__AIM OF THE EXERCISE__.
Would you print the records below without changing anything?

__THE RECORDS__.
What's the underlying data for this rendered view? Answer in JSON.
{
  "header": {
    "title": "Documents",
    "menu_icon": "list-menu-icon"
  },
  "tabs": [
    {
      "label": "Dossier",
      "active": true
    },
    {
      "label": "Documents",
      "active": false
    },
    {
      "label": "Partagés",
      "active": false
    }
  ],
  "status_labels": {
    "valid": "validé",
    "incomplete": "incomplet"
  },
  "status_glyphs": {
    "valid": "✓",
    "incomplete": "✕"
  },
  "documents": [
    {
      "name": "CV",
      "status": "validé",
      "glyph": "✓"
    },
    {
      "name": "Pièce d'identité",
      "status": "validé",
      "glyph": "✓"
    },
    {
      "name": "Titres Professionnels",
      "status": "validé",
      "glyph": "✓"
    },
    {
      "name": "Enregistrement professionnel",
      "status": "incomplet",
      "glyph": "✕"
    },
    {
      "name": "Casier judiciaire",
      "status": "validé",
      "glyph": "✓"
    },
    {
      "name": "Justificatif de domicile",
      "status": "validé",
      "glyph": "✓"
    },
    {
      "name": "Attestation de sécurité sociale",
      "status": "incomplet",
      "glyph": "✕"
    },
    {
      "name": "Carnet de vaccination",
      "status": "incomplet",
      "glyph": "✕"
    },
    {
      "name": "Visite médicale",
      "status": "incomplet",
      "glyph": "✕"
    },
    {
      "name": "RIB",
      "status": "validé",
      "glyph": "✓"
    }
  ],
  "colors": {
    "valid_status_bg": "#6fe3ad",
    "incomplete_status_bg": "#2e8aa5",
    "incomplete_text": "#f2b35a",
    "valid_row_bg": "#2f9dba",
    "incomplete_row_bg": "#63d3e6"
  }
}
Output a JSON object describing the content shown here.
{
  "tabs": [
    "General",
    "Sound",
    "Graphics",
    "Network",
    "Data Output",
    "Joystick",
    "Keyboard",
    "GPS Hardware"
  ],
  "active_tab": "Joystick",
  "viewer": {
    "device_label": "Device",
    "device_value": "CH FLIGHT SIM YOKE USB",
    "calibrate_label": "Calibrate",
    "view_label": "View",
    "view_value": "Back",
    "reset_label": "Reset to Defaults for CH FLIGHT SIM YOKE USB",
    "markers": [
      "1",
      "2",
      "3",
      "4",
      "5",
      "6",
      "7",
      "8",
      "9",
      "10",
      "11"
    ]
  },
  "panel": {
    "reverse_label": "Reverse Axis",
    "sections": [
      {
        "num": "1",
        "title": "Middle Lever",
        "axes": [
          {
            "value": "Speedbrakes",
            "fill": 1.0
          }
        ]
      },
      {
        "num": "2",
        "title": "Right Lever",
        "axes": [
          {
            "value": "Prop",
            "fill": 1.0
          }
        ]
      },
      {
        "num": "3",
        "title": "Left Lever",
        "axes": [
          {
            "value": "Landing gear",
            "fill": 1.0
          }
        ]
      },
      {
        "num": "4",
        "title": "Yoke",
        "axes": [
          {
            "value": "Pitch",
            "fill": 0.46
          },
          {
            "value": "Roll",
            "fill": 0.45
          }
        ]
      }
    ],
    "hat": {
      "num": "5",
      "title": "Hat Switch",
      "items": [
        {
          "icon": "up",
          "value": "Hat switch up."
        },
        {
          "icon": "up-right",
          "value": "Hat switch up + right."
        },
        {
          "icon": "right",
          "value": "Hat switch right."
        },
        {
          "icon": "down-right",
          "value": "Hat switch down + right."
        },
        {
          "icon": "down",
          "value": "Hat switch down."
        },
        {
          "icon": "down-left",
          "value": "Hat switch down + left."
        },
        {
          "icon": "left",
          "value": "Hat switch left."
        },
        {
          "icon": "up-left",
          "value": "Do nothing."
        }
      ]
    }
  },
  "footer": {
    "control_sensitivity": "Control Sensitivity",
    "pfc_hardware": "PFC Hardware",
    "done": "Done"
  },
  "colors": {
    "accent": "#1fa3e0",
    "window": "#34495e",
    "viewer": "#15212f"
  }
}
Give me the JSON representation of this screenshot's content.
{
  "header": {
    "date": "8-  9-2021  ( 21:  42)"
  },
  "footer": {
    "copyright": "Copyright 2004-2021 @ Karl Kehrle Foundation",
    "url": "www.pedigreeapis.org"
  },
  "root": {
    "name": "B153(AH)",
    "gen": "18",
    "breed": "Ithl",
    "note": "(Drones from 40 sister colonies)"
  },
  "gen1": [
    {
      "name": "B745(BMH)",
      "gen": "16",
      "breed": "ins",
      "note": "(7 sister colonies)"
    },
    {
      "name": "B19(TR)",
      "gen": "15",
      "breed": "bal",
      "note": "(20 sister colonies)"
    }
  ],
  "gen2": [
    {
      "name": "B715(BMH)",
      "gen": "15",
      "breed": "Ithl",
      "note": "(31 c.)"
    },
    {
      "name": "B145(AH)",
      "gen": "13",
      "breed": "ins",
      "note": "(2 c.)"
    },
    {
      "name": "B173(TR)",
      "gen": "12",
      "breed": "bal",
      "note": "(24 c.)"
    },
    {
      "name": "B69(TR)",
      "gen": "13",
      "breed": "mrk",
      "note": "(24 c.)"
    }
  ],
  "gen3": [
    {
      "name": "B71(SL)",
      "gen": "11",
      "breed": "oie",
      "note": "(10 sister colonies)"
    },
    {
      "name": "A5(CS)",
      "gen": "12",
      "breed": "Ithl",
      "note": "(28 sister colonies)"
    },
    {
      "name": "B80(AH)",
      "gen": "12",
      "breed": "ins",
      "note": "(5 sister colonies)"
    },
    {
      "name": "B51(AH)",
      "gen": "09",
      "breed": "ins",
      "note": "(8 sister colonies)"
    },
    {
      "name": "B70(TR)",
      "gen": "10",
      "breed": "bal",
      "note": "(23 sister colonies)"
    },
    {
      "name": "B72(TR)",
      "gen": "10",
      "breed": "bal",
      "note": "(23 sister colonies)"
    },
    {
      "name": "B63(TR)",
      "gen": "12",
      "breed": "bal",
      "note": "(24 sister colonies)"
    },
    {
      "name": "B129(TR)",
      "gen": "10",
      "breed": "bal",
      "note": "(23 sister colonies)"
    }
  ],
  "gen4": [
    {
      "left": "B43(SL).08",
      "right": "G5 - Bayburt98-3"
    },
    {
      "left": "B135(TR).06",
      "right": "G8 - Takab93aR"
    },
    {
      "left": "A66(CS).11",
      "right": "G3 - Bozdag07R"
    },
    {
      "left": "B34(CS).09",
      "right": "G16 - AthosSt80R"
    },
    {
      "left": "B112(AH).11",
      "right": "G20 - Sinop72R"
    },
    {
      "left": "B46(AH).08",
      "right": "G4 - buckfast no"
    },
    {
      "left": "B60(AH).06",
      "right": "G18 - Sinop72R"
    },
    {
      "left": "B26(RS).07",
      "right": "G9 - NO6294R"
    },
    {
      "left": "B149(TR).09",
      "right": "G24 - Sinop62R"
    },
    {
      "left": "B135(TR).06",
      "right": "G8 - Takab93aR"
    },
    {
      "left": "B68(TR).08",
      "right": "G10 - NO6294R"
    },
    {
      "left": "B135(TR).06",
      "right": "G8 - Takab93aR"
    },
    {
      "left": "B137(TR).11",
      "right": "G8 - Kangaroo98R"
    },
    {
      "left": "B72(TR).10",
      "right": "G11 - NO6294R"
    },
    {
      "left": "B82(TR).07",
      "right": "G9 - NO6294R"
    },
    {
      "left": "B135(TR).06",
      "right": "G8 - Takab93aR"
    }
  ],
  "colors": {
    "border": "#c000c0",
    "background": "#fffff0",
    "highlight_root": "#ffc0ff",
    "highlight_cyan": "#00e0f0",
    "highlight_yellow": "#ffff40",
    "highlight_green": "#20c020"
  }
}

__RESPONSE__.
What's the underlying data for this rendered view? Answer in JSON.
{
  "header": {
    "title": "Documents",
    "menu_icon": "list-menu-icon"
  },
  "tabs": [
    {
      "label": "Dossier",
      "active": true
    },
    {
      "label": "Documents",
      "active": false
    },
    {
      "label": "Partagés",
      "active": false
    }
  ],
  "status_labels": {
    "valid": "validé",
    "incomplete": "incomplet"
  },
  "status_glyphs": {
    "valid": "✓",
    "incomplete": "✕"
  },
  "documents": [
    {
      "name": "CV",
      "status": "validé",
      "glyph": "✓"
    },
    {
      "name": "Pièce d'identité",
      "status": "validé",
      "glyph": "✓"
    },
    {
      "name": "Titres Professionnels",
      "status": "validé",
      "glyph": "✓"
    },
    {
      "name": "Enregistrement professionnel",
      "status": "incomplet",
      "glyph": "✕"
    },
    {
      "name": "Casier judiciaire",
      "status": "validé",
      "glyph": "✓"
    },
    {
      "name": "Justificatif de domicile",
      "status": "validé",
      "glyph": "✓"
    },
    {
      "name": "Attestation de sécurité sociale",
      "status": "incomplet",
      "glyph": "✕"
    },
    {
      "name": "Carnet de vaccination",
      "status": "incomplet",
      "glyph": "✕"
    },
    {
      "name": "Visite médicale",
      "status": "incomplet",
      "glyph": "✕"
    },
    {
      "name": "RIB",
      "status": "validé",
      "glyph": "✓"
    }
  ],
  "colors": {
    "valid_status_bg": "#6fe3ad",
    "incomplete_status_bg": "#2e8aa5",
    "incomplete_text": "#f2b35a",
    "valid_row_bg": "#2f9dba",
    "incomplete_row_bg": "#63d3e6"
  }
}
Output a JSON object describing the content shown here.
{
  "tabs": [
    "General",
    "Sound",
    "Graphics",
    "Network",
    "Data Output",
    "Joystick",
    "Keyboard",
    "GPS Hardware"
  ],
  "active_tab": "Joystick",
  "viewer": {
    "device_label": "Device",
    "device_value": "CH FLIGHT SIM YOKE USB",
    "calibrate_label": "Calibrate",
    "view_label": "View",
    "view_value": "Back",
    "reset_label": "Reset to Defaults for CH FLIGHT SIM YOKE USB",
    "markers": [
      "1",
      "2",
      "3",
      "4",
      "5",
      "6",
      "7",
      "8",
      "9",
      "10",
      "11"
    ]
  },
  "panel": {
    "reverse_label": "Reverse Axis",
    "sections": [
      {
        "num": "1",
        "title": "Middle Lever",
        "axes": [
          {
            "value": "Speedbrakes",
            "fill": 1.0
          }
        ]
      },
      {
        "num": "2",
        "title": "Right Lever",
        "axes": [
          {
            "value": "Prop",
            "fill": 1.0
          }
        ]
      },
      {
        "num": "3",
        "title": "Left Lever",
        "axes": [
          {
            "value": "Landing gear",
            "fill": 1.0
          }
        ]
      },
      {
        "num": "4",
        "title": "Yoke",
        "axes": [
          {
            "value": "Pitch",
            "fill": 0.46
          },
          {
            "value": "Roll",
            "fill": 0.45
          }
        ]
      }
    ],
    "hat": {
      "num": "5",
      "title": "Hat Switch",
      "items": [
        {
          "icon": "up",
          "value": "Hat switch up."
        },
        {
          "icon": "up-right",
          "value": "Hat switch up + right."
        },
        {
          "icon": "right",
          "value": "Hat switch right."
        },
        {
          "icon": "down-right",
          "value": "Hat switch down + right."
        },
        {
          "icon": "down",
          "value": "Hat switch down."
        },
        {
          "icon": "down-left",
          "value": "Hat switch down + left."
        },
        {
          "icon": "left",
          "value": "Hat switch left."
        },
        {
          "icon": "up-left",
          "value": "Do nothing."
        }
      ]
    }
  },
  "footer": {
    "control_sensitivity": "Control Sensitivity",
    "pfc_hardware": "PFC Hardware",
    "done": "Done"
  },
  "colors": {
    "accent": "#1fa3e0",
    "window": "#34495e",
    "viewer": "#15212f"
  }
}
Give me the JSON representation of this screenshot's content.
{
  "header": {
    "date": "8-  9-2021  ( 21:  42)"
  },
  "footer": {
    "copyright": "Copyright 2004-2021 @ Karl Kehrle Foundation",
    "url": "www.pedigreeapis.org"
  },
  "root": {
    "name": "B153(AH)",
    "gen": "18",
    "breed": "Ithl",
    "note": "(Drones from 40 sister colonies)"
  },
  "gen1": [
    {
      "name": "B745(BMH)",
      "gen": "16",
      "breed": "ins",
      "note": "(7 sister colonies)"
    },
    {
      "name": "B19(TR)",
      "gen": "15",
      "breed": "bal",
      "note": "(20 sister colonies)"
    }
  ],
  "gen2": [
    {
      "name": "B715(BMH)",
      "gen": "15",
      "breed": "Ithl",
      "note": "(31 c.)"
    },
    {
      "name": "B145(AH)",
      "gen": "13",
      "breed": "ins",
      "note": "(2 c.)"
    },
    {
      "name": "B173(TR)",
      "gen": "12",
      "breed": "bal",
      "note": "(24 c.)"
    },
    {
      "name": "B69(TR)",
      "gen": "13",
      "breed": "mrk",
      "note": "(24 c.)"
    }
  ],
  "gen3": [
    {
      "name": "B71(SL)",
      "gen": "11",
      "breed": "oie",
      "note": "(10 sister colonies)"
    },
    {
      "name": "A5(CS)",
      "gen": "12",
      "breed": "Ithl",
      "note": "(28 sister colonies)"
    },
    {
      "name": "B80(AH)",
      "gen": "12",
      "breed": "ins",
      "note": "(5 sister colonies)"
    },
    {
      "name": "B51(AH)",
      "gen": "09",
      "breed": "ins",
      "note": "(8 sister colonies)"
    },
    {
      "name": "B70(TR)",
      "gen": "10",
      "breed": "bal",
      "note": "(23 sister colonies)"
    },
    {
      "name": "B72(TR)",
      "gen": "10",
      "breed": "bal",
      "note": "(23 sister colonies)"
    },
    {
      "name": "B63(TR)",
      "gen": "12",
      "breed": "bal",
      "note": "(24 sister colonies)"
    },
    {
      "name": "B129(TR)",
      "gen": "10",
      "breed": "bal",
      "note": "(23 sister colonies)"
    }
  ],
  "gen4": [
    {
      "left": "B43(SL).08",
      "right": "G5 - Bayburt98-3"
    },
    {
      "left": "B135(TR).06",
      "right": "G8 - Takab93aR"
    },
    {
      "left": "A66(CS).11",
      "right": "G3 - Bozdag07R"
    },
    {
      "left": "B34(CS).09",
      "right": "G16 - AthosSt80R"
    },
    {
      "left": "B112(AH).11",
      "right": "G20 - Sinop72R"
    },
    {
      "left": "B46(AH).08",
      "right": "G4 - buckfast no"
    },
    {
      "left": "B60(AH).06",
      "right": "G18 - Sinop72R"
    },
    {
      "left": "B26(RS).07",
      "right": "G9 - NO6294R"
    },
    {
      "left": "B149(TR).09",
      "right": "G24 - Sinop62R"
    },
    {
      "left": "B135(TR).06",
      "right": "G8 - Takab93aR"
    },
    {
      "left": "B68(TR).08",
      "right": "G10 - NO6294R"
    },
    {
      "left": "B135(TR).06",
      "right": "G8 - Takab93aR"
    },
    {
      "left": "B137(TR).11",
      "right": "G8 - Kangaroo98R"
    },
    {
      "left": "B72(TR).10",
      "right": "G11 - NO6294R"
    },
    {
      "left": "B82(TR).07",
      "right": "G9 - NO6294R"
    },
    {
      "left": "B135(TR).06",
      "right": "G8 - Takab93aR"
    }
  ],
  "colors": {
    "border": "#c000c0",
    "background": "#fffff0",
    "highlight_root": "#ffc0ff",
    "highlight_cyan": "#00e0f0",
    "highlight_yellow": "#ffff40",
    "highlight_green": "#20c020"
  }
}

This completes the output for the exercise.